The expected answer is every line of the material that contains the word "JSON".

---*---

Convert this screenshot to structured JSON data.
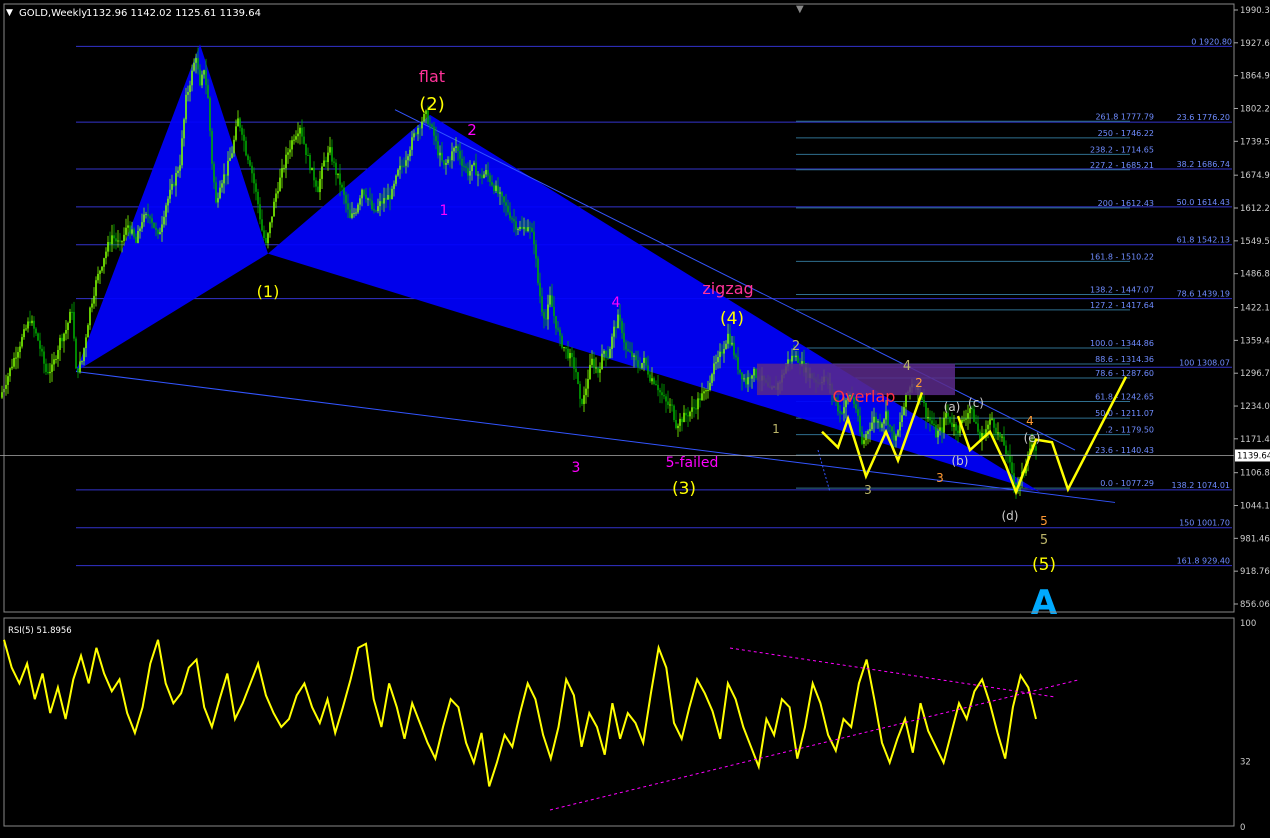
{
  "header": {
    "symbol_label": "GOLD,Weekly",
    "ohlc": "1132.96 1142.02 1125.61 1139.64",
    "current_price": "1139.64"
  },
  "colors": {
    "background": "#000000",
    "candle_up": "#7fff00",
    "candle_down": "#00aa00",
    "triangle": "#0000ff",
    "fib_line": "#3333cc",
    "wave_yellow": "#ffff00",
    "wave_magenta": "#ff00ff",
    "wave_olive": "#bdb76b",
    "wave_orange": "#ff9933",
    "label_red": "#ff3344",
    "big_a": "#00aaff",
    "rsi_line": "#ffff00",
    "trend_dash": "#ff00ff",
    "overlap_box": "#5a2a8a"
  },
  "chart_data": [
    {
      "type": "candlestick",
      "title": "GOLD,Weekly",
      "ylim": [
        856.06,
        1990.3
      ],
      "y_ticks": [
        "1990.30",
        "1927.66",
        "1864.96",
        "1802.26",
        "1739.56",
        "1674.90",
        "1612.20",
        "1549.50",
        "1486.80",
        "1422.16",
        "1359.46",
        "1296.76",
        "1234.06",
        "1171.46",
        "1106.80",
        "1044.16",
        "981.46",
        "918.76",
        "856.06"
      ],
      "x_ticks": [],
      "close_path": [
        [
          0,
          1250
        ],
        [
          15,
          1330
        ],
        [
          30,
          1400
        ],
        [
          38,
          1360
        ],
        [
          46,
          1300
        ],
        [
          52,
          1305
        ],
        [
          60,
          1360
        ],
        [
          66,
          1380
        ],
        [
          72,
          1420
        ],
        [
          76,
          1300
        ],
        [
          82,
          1320
        ],
        [
          90,
          1420
        ],
        [
          96,
          1470
        ],
        [
          104,
          1520
        ],
        [
          112,
          1560
        ],
        [
          120,
          1540
        ],
        [
          128,
          1580
        ],
        [
          136,
          1545
        ],
        [
          142,
          1590
        ],
        [
          150,
          1600
        ],
        [
          158,
          1555
        ],
        [
          166,
          1620
        ],
        [
          172,
          1650
        ],
        [
          180,
          1700
        ],
        [
          186,
          1820
        ],
        [
          192,
          1870
        ],
        [
          196,
          1905
        ],
        [
          200,
          1840
        ],
        [
          204,
          1880
        ],
        [
          208,
          1820
        ],
        [
          212,
          1700
        ],
        [
          216,
          1620
        ],
        [
          220,
          1660
        ],
        [
          226,
          1680
        ],
        [
          232,
          1720
        ],
        [
          238,
          1780
        ],
        [
          242,
          1760
        ],
        [
          246,
          1720
        ],
        [
          250,
          1700
        ],
        [
          254,
          1660
        ],
        [
          258,
          1620
        ],
        [
          262,
          1570
        ],
        [
          266,
          1540
        ],
        [
          270,
          1580
        ],
        [
          276,
          1640
        ],
        [
          282,
          1680
        ],
        [
          288,
          1720
        ],
        [
          294,
          1750
        ],
        [
          300,
          1770
        ],
        [
          306,
          1720
        ],
        [
          312,
          1680
        ],
        [
          318,
          1650
        ],
        [
          324,
          1700
        ],
        [
          330,
          1720
        ],
        [
          336,
          1680
        ],
        [
          340,
          1660
        ],
        [
          346,
          1620
        ],
        [
          350,
          1590
        ],
        [
          356,
          1610
        ],
        [
          362,
          1650
        ],
        [
          368,
          1630
        ],
        [
          374,
          1600
        ],
        [
          380,
          1620
        ],
        [
          386,
          1630
        ],
        [
          392,
          1640
        ],
        [
          398,
          1680
        ],
        [
          404,
          1700
        ],
        [
          410,
          1730
        ],
        [
          416,
          1760
        ],
        [
          422,
          1780
        ],
        [
          426,
          1790
        ],
        [
          430,
          1770
        ],
        [
          434,
          1750
        ],
        [
          438,
          1720
        ],
        [
          444,
          1690
        ],
        [
          450,
          1710
        ],
        [
          456,
          1730
        ],
        [
          462,
          1700
        ],
        [
          468,
          1680
        ],
        [
          474,
          1690
        ],
        [
          480,
          1670
        ],
        [
          486,
          1680
        ],
        [
          492,
          1660
        ],
        [
          498,
          1640
        ],
        [
          504,
          1620
        ],
        [
          510,
          1600
        ],
        [
          516,
          1580
        ],
        [
          522,
          1570
        ],
        [
          528,
          1580
        ],
        [
          534,
          1550
        ],
        [
          538,
          1470
        ],
        [
          542,
          1420
        ],
        [
          546,
          1400
        ],
        [
          550,
          1440
        ],
        [
          556,
          1390
        ],
        [
          560,
          1360
        ],
        [
          566,
          1340
        ],
        [
          572,
          1320
        ],
        [
          576,
          1300
        ],
        [
          580,
          1240
        ],
        [
          584,
          1250
        ],
        [
          588,
          1290
        ],
        [
          592,
          1320
        ],
        [
          598,
          1300
        ],
        [
          604,
          1340
        ],
        [
          608,
          1330
        ],
        [
          614,
          1380
        ],
        [
          618,
          1400
        ],
        [
          622,
          1380
        ],
        [
          626,
          1340
        ],
        [
          632,
          1330
        ],
        [
          638,
          1310
        ],
        [
          644,
          1320
        ],
        [
          650,
          1290
        ],
        [
          656,
          1280
        ],
        [
          660,
          1260
        ],
        [
          666,
          1240
        ],
        [
          672,
          1230
        ],
        [
          676,
          1200
        ],
        [
          682,
          1210
        ],
        [
          688,
          1220
        ],
        [
          694,
          1230
        ],
        [
          700,
          1250
        ],
        [
          706,
          1260
        ],
        [
          712,
          1300
        ],
        [
          718,
          1320
        ],
        [
          722,
          1340
        ],
        [
          728,
          1370
        ],
        [
          732,
          1350
        ],
        [
          736,
          1320
        ],
        [
          740,
          1300
        ],
        [
          746,
          1280
        ],
        [
          752,
          1300
        ],
        [
          758,
          1290
        ],
        [
          764,
          1280
        ],
        [
          770,
          1260
        ],
        [
          776,
          1270
        ],
        [
          782,
          1290
        ],
        [
          788,
          1320
        ],
        [
          794,
          1330
        ],
        [
          800,
          1320
        ],
        [
          806,
          1300
        ],
        [
          812,
          1290
        ],
        [
          818,
          1280
        ],
        [
          824,
          1290
        ],
        [
          830,
          1270
        ],
        [
          836,
          1240
        ],
        [
          840,
          1220
        ],
        [
          846,
          1240
        ],
        [
          850,
          1260
        ],
        [
          856,
          1230
        ],
        [
          862,
          1160
        ],
        [
          868,
          1190
        ],
        [
          874,
          1210
        ],
        [
          880,
          1200
        ],
        [
          886,
          1220
        ],
        [
          892,
          1180
        ],
        [
          896,
          1170
        ],
        [
          900,
          1200
        ],
        [
          906,
          1250
        ],
        [
          912,
          1280
        ],
        [
          918,
          1270
        ],
        [
          922,
          1250
        ],
        [
          926,
          1220
        ],
        [
          932,
          1200
        ],
        [
          936,
          1180
        ],
        [
          942,
          1190
        ],
        [
          946,
          1220
        ],
        [
          952,
          1200
        ],
        [
          958,
          1190
        ],
        [
          964,
          1210
        ],
        [
          970,
          1230
        ],
        [
          976,
          1200
        ],
        [
          980,
          1170
        ],
        [
          986,
          1190
        ],
        [
          992,
          1210
        ],
        [
          998,
          1180
        ],
        [
          1004,
          1160
        ],
        [
          1010,
          1120
        ],
        [
          1016,
          1080
        ],
        [
          1020,
          1090
        ],
        [
          1024,
          1110
        ],
        [
          1028,
          1150
        ],
        [
          1032,
          1160
        ],
        [
          1036,
          1140
        ]
      ],
      "wave_labels": [
        {
          "text": "flat",
          "color": "#ff3399"
        },
        {
          "text": "(2)",
          "color": "#ffff00"
        },
        {
          "text": "2",
          "color": "#ff00ff"
        },
        {
          "text": "1",
          "color": "#ff00ff"
        },
        {
          "text": "(1)",
          "color": "#ffff00"
        },
        {
          "text": "4",
          "color": "#ff00ff"
        },
        {
          "text": "zigzag",
          "color": "#ff3399"
        },
        {
          "text": "(4)",
          "color": "#ffff00"
        },
        {
          "text": "3",
          "color": "#ff00ff"
        },
        {
          "text": "5-failed",
          "color": "#ff00ff"
        },
        {
          "text": "(3)",
          "color": "#ffff00"
        },
        {
          "text": "2",
          "color": "#bdb76b"
        },
        {
          "text": "1",
          "color": "#bdb76b"
        },
        {
          "text": "Overlap",
          "color": "#ff3344"
        },
        {
          "text": "3",
          "color": "#bdb76b"
        },
        {
          "text": "4",
          "color": "#bdb76b"
        },
        {
          "text": "2",
          "color": "#ff9933"
        },
        {
          "text": "3",
          "color": "#ff9933"
        },
        {
          "text": "4",
          "color": "#ff9933"
        },
        {
          "text": "5",
          "color": "#ff9933"
        },
        {
          "text": "5",
          "color": "#bdb76b"
        },
        {
          "text": "(5)",
          "color": "#ffff00"
        },
        {
          "text": "(a)",
          "color": "#cccccc"
        },
        {
          "text": "(c)",
          "color": "#cccccc"
        },
        {
          "text": "(b)",
          "color": "#cccccc"
        },
        {
          "text": "(e)",
          "color": "#cccccc"
        },
        {
          "text": "(d)",
          "color": "#cccccc"
        },
        {
          "text": "A",
          "color": "#00aaff"
        }
      ],
      "fib_left": [
        {
          "text": "0 1920.80"
        },
        {
          "text": "261.8 1777.79"
        },
        {
          "text": "250 - 1746.22"
        },
        {
          "text": "238.2 - 1714.65"
        },
        {
          "text": "227.2 - 1685.21"
        },
        {
          "text": "200 - 1612.43"
        },
        {
          "text": "161.8 - 1510.22"
        },
        {
          "text": "138.2 - 1447.07"
        },
        {
          "text": "127.2 - 1417.64"
        },
        {
          "text": "100.0 - 1344.86"
        },
        {
          "text": "88.6 - 1314.36"
        },
        {
          "text": "78.6 - 1287.60"
        },
        {
          "text": "61.8 - 1242.65"
        },
        {
          "text": "50.0 - 1211.07"
        },
        {
          "text": ".2 - 1179.50"
        },
        {
          "text": "23.6 - 1140.43"
        },
        {
          "text": "0.0 - 1077.29"
        }
      ],
      "fib_right": [
        {
          "text": "23.6 1776.20"
        },
        {
          "text": "38.2 1686.74"
        },
        {
          "text": "50.0 1614.43"
        },
        {
          "text": "61.8 1542.13"
        },
        {
          "text": "78.6 1439.19"
        },
        {
          "text": "100 1308.07"
        },
        {
          "text": "138.2 1074.01"
        },
        {
          "text": "150 1001.70"
        },
        {
          "text": "161.8 929.40"
        }
      ]
    },
    {
      "type": "line",
      "title": "RSI(5) 51.8956",
      "ylim": [
        0,
        100
      ],
      "y_ticks": [
        "100",
        "32",
        "0"
      ],
      "series": [
        {
          "values": [
            92,
            78,
            70,
            80,
            62,
            75,
            55,
            68,
            52,
            72,
            84,
            70,
            88,
            75,
            66,
            72,
            55,
            45,
            58,
            80,
            92,
            70,
            60,
            65,
            78,
            82,
            58,
            48,
            62,
            75,
            52,
            60,
            70,
            80,
            64,
            55,
            48,
            52,
            64,
            70,
            58,
            50,
            62,
            45,
            58,
            72,
            88,
            90,
            62,
            48,
            70,
            58,
            42,
            60,
            50,
            40,
            32,
            48,
            62,
            58,
            40,
            30,
            45,
            18,
            30,
            44,
            38,
            55,
            70,
            62,
            44,
            32,
            48,
            72,
            64,
            38,
            55,
            48,
            34,
            60,
            42,
            55,
            50,
            40,
            65,
            88,
            78,
            50,
            42,
            58,
            72,
            65,
            56,
            42,
            70,
            62,
            48,
            38,
            28,
            52,
            44,
            62,
            58,
            32,
            48,
            70,
            60,
            44,
            36,
            52,
            48,
            70,
            82,
            62,
            40,
            30,
            42,
            52,
            35,
            60,
            46,
            38,
            30,
            45,
            60,
            52,
            66,
            72,
            60,
            45,
            32,
            58,
            74,
            68,
            52
          ]
        }
      ]
    }
  ]
}
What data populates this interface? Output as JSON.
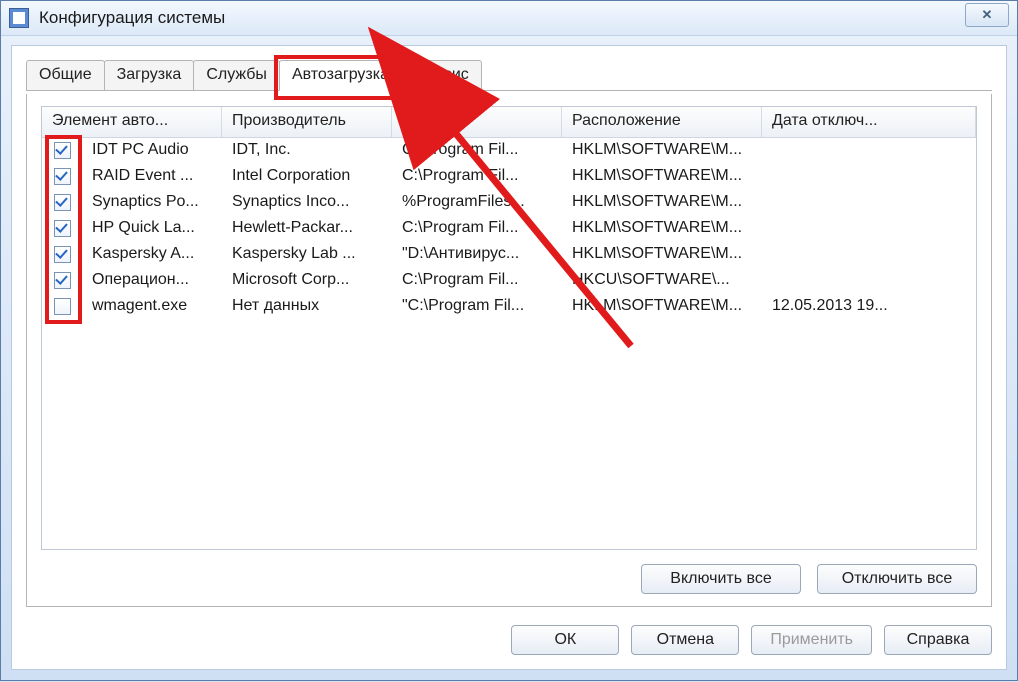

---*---

▶ [REPLY TO THE EXERCISE]:
Convert this screenshot to structured JSON data.
What data populates this interface? Output as JSON.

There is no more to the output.